Fruits and Vegetables
Fruits and vegetables provide rich amounts of antioxidants, including vitamin C, which support your body's ability to resist and heal from infections and disease. A lack of vitamin C may cause your sperm to clump together, according to the ADA, potentially reducing your fertility. It also might reduce your risk of developing prostate cancer, according to Cedar-Sinai University. Fruits and vegetables particularly rich in vitamin C include berries, kiwi, citrus fruits, cantaloupe and tomatoes.
Foods with Selenium
Men should also add foods with selenium to their diet for reproductive health. Selenium activates an enzyme, called selenoprotein V, that's found exclusively in the testes and contributes to the development of healthy sperm cells.

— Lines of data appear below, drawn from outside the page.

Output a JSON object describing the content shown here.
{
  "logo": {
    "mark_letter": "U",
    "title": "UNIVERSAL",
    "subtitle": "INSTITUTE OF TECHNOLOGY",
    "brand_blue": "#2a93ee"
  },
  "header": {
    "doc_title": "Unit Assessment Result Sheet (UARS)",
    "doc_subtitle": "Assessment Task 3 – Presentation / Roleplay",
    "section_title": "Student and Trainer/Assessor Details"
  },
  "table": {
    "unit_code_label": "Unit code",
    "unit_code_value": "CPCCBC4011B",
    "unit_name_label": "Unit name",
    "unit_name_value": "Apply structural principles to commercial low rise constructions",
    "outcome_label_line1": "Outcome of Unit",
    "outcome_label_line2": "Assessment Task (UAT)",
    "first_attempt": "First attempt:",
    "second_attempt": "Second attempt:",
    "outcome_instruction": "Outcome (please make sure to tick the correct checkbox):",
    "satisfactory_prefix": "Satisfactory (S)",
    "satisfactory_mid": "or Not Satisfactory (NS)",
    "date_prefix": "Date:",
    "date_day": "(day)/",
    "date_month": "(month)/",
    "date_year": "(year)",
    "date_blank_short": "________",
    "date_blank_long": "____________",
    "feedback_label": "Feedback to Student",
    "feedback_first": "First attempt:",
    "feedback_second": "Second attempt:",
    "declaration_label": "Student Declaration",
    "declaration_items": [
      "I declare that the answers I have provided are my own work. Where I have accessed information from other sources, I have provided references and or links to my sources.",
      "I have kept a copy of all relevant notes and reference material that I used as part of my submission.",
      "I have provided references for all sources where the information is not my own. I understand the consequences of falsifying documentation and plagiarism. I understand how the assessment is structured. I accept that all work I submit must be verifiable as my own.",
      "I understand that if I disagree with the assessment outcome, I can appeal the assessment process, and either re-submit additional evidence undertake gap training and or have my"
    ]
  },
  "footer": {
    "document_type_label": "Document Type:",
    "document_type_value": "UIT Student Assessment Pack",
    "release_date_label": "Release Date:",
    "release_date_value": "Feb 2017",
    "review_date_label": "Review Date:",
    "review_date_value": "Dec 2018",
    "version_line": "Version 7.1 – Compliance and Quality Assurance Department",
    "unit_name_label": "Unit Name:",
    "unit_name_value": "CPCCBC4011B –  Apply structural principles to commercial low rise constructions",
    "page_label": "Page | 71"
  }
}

Brazil nuts, walnuts, brown rice and shrimp all contain selenium, and adding chicken, pork, salmon or halibut to your diet also boosts your selenium intake.
- American Dietetic Association: Fertility and Men's Diet
- "The Male Body: An Owner's Manual"; Winston Caine, Perry Garfinkel; 1996
- University of Maryland Medical Center: Omega-3 Fatty Acids
- Cedars-Sinai: Vitamin C for Prostate Cancer
- Linus Pauling Institute: Selenium